Overall, the average credit score of renters in the United States is 638. While that does mark an upward shift, it falls far below the average FICO score in the U.S., which comes in at 711.

[Source: Million Acres & Value Penguin]

14. 33% of Renters Have Doubt in Their Ability to Pay Next Month’s Rent

Many renters consistently worry about their ability to pay rent, particularly as many are still feeling hardships related to the pandemic. Overall, one-third of renters have no or only slight confidence in their ability to cover their rent next month.

[Source: United States Census Bureau]

15. 58% of Black Households Rent, and 53% of Hispanic Households Do

When it comes to renters, certain demographic groups are far more likely to be in that category. Overall, 58% of black households are headed by renters, as well as 53% of Hispanic households. Comparatively, less than 31% of white households are in that category.

[Source: United States Census Bureau]

16. 75% of HUD-Subsidized Households Are Headed by Women

When it comes to HUD-subsidized households, 74% of them have female heads of household. Additionally, 32% are specifically headed by single mothers.

[Source: Department of Housing and Urban Development]

17. 40% of Adult Renters in NYC Have a Roommate

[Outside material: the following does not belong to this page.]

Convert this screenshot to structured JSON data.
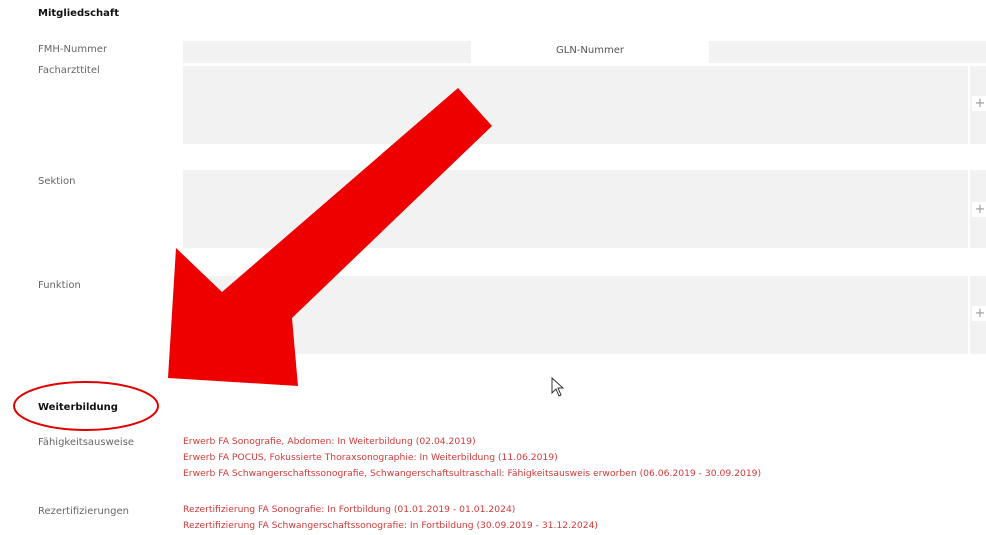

New York City is notorious for high rent prices. While not all people decide to bring another non-family member into the picture for purely financial reasons, many do. Overall, 40% of adult renters in the city don’t shoulder the cost alone, opting instead to live with a roommate.

[Source: Curbed]

18. 10.3% of Americans Used COVID-19 Stimulus to Pay Rent

When stimulus payments rolled out in early 2021, 10.3% of the recipients used the money to pay rent. That number was notably higher than the number who used it to handle a mortgage payment, which came in at 7.5%.

[Source: iPropertyManagement]

19. On Average, Renters Insurance Costs Just Under $15 per Month

Renters insurance is a simple form of protection, giving renters a financial safety net if their property is damaged by a covered event. On average, renters insurance runs about $179 per year, coming out to a little less than $15 per month.

[Source: Insurance Information Institute]

20. Only 37% of Renters Have Renters Insurance

While most would view renters insurance as being reasonably affordable, only 37% of renters actually have it. In some cases, this is because renters mistakenly believe that their landlord’s property insurance policy covers them. While that isn’t true, the belief causes them to view renters insurance as unnecessary, leading them to skip it.

In others, it’s because their budgets are so tight that even that small cost isn’t something they can handle. At times, it may even be issues with the renter’s credit history, as many insurers conduct soft inquiries and may deny coverage to someone with a poor record. There can even be situations where a company deems a place too high risk, causing them to not cover anyone in a particular building, neighborhood, or area.

[Source: Insurance Information Institute]

Bottom Line

Ultimately, the renter statistics above are enlightening. They showcase the financial burden many people have to shoulder to maintain housing, as well as what typical renters may look like in the country. Additionally, it indirectly highlights income disparities among people of different demographics, including racial background, education level, gender, and more.